EXERCISE AIM:
The required output is every record, reproduced exactly.

Stored items from a collection:
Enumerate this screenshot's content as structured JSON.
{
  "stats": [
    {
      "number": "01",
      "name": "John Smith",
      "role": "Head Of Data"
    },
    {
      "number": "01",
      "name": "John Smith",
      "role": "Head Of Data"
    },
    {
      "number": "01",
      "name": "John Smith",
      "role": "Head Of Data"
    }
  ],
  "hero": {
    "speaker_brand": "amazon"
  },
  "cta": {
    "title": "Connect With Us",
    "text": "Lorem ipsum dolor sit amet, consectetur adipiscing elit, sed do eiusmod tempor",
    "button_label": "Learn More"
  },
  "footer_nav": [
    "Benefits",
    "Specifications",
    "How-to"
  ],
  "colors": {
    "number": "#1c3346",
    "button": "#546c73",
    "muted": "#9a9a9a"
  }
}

YOUR SOLUTION:
Enumerate this screenshot's content as structured JSON.
{
  "stats": [
    {
      "number": "01",
      "name": "John Smith",
      "role": "Head Of Data"
    },
    {
      "number": "01",
      "name": "John Smith",
      "role": "Head Of Data"
    },
    {
      "number": "01",
      "name": "John Smith",
      "role": "Head Of Data"
    }
  ],
  "hero": {
    "speaker_brand": "amazon"
  },
  "cta": {
    "title": "Connect With Us",
    "text": "Lorem ipsum dolor sit amet, consectetur adipiscing elit, sed do eiusmod tempor",
    "button_label": "Learn More"
  },
  "footer_nav": [
    "Benefits",
    "Specifications",
    "How-to"
  ],
  "colors": {
    "number": "#1c3346",
    "button": "#546c73",
    "muted": "#9a9a9a"
  }
}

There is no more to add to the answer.